+  if (const SelectInst *SelInst = dyn_cast<SelectInst>(V))
+    return isDereferenceableAndAlignedPointer(SelInst->getOperand(1), Alignment,
+                                              Size, DL, CtxI, DT, TLI,
+                                              Visited, MaxDepth) &&
+           isDereferenceableAndAlignedPointer(SelInst->getOperand(2), Alignment,
+                                              Size, DL, CtxI, DT, TLI,
+                                              Visited, MaxDepth);
   // For gc.relocate, look through relocations
   if (const GCRelocateInst *RelocateInst = dyn_cast<GCRelocateInst>(V))
     return isDereferenceableAndAlignedPointer(RelocateInst->getDerivedPtr(),

All it does is add select instructions to the list of instruction types to consider potentially dereferenceable. Though it seems to fix the issue (and alive2 seems to like it), this is otherwise untested. Also, the codegen still isn’t perfect. Though the redundant memory accesses are removed, there are still many more instructions than in our libcxx fix (and Rust’s implementation):

.LCPI0_0:
        .long   0x3f800000                        # float 1
.LCPI0_1: 
        .long   0xbf800000                        # float -1
clamp2(float):                                    # @clamp2(float)
        movss   xmm1, dword ptr [rip + .LCPI0_0]  # xmm1 = mem[0],zero,zero,zero
        minss   xmm1, xmm0 
        movss   xmm2, dword ptr [rip + .LCPI0_1]  # xmm2 = mem[0],zero,zero,zero
        cmpltss xmm0, xmm2
        movaps  xmm3, xmm0
        andnps  xmm3, xmm1
        andps   xmm0, xmm2
        orps    xmm0, xmm3
        ret

However, this is because of the ternary operators done in the original libcxx clamp:

template<class _Tp, class _Compare>
const _Tp& clamp(const _Tp& __v, const _Tp& __lo, const _Tp& __hi, _Compare __comp)
{
    _LIBCPP_ASSERT(!__comp(__hi, __lo), "Bad bounds passed to std::clamp");
    return __comp(__v, __lo) ? __lo : __comp(__hi, __v) ? __hi : __v;

}

The reason this doesn’t look as good is because LLVM needs to store the original value of __v for the second comparison. Due to this, it then can’t optimize the second part of this computation into a maxss as that would produce different behavior when __lo is greater than __hi and __v is negative.

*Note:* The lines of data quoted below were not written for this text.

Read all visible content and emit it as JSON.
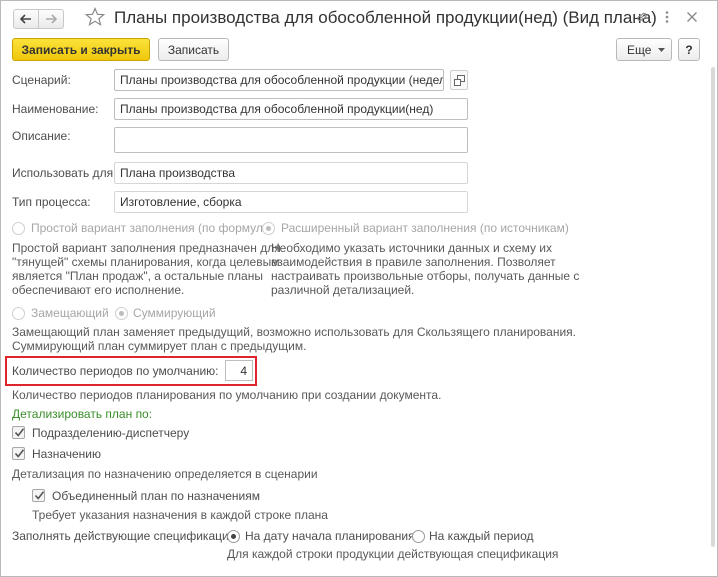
{
  "window": {
    "title": "Планы производства для обособленной продукции(нед) (Вид плана)"
  },
  "toolbar": {
    "save_close_label": "Записать и закрыть",
    "save_label": "Записать",
    "more_label": "Еще",
    "help_label": "?"
  },
  "form": {
    "scenario": {
      "label": "Сценарий:",
      "value": "Планы производства для обособленной продукции (неделя)"
    },
    "name": {
      "label": "Наименование:",
      "value": "Планы производства для обособленной продукции(нед)"
    },
    "description": {
      "label": "Описание:",
      "value": ""
    },
    "use_for": {
      "label": "Использовать для:",
      "value": "Плана производства"
    },
    "process_type": {
      "label": "Тип процесса:",
      "value": "Изготовление, сборка"
    },
    "fill_mode": {
      "simple_label": "Простой вариант заполнения (по формуле)",
      "extended_label": "Расширенный вариант заполнения (по источникам)",
      "selected": "extended",
      "simple_note_lines": [
        "Простой вариант заполнения предназначен для",
        "\"тянущей\" схемы планирования, когда целевым",
        "является \"План продаж\", а остальные планы",
        "обеспечивают его исполнение."
      ],
      "extended_note_lines": [
        "Необходимо указать источники данных и схему их",
        "взаимодействия в правиле заполнения. Позволяет",
        "настраивать произвольные отборы, получать данные с",
        "различной детализацией."
      ]
    },
    "plan_mode": {
      "replacing_label": "Замещающий",
      "summing_label": "Суммирующий",
      "selected": "summing",
      "note_lines": [
        "Замещающий план заменяет предыдущий, возможно использовать для Скользящего планирования.",
        "Суммирующий план суммирует план с предыдущим."
      ]
    },
    "periods": {
      "label": "Количество периодов по умолчанию:",
      "value": "4",
      "note": "Количество периодов планирования по умолчанию при создании документа."
    },
    "detail": {
      "heading": "Детализировать план по:",
      "dispatcher_label": "Подразделению-диспетчеру",
      "dispatcher_checked": true,
      "assignment_label": "Назначению",
      "assignment_checked": true,
      "assignment_note": "Детализация по назначению определяется в сценарии",
      "combined_label": "Объединенный план по назначениям",
      "combined_checked": true,
      "combined_note": "Требует указания назначения в каждой строке плана"
    },
    "specs": {
      "label": "Заполнять действующие спецификации:",
      "option_start": "На дату начала планирования",
      "option_each": "На каждый период",
      "selected": "start",
      "note": "Для каждой строки продукции действующая спецификация"
    }
  },
  "colors": {
    "accent_yellow": "#f5d21e",
    "highlight_red": "#e0242b",
    "section_green": "#3a8f2a"
  }
}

const float& ref_clamp(const float& v, const float& lo, const float& hi) {
    return (v < lo) ? lo : (v > hi) ? hi : v;
}

const float& better_ref_clamp(const float& v, const float& lo, const float& hi) {
    const float *out;
    out = (v < lo) ? &lo : &v;
    out = (*out > hi) ? &hi : out;
    return *out;
}

int main() {
    printf("%f\n", ref_clamp(-2.f, 1.f, -1.f));        // this prints 1.000
    printf("%f\n", better_ref_clamp(-2.f, 1.f, -1.f)); // this prints -1.000
}

Even though we know this is undefined behavior in C++, LLVM doesn’t have enough information to know that. Adjusting code generation accordingly would be no easy task either. Despite all of this though, it does show how versatile LLVM truly is; relatively simple changes can have significant results.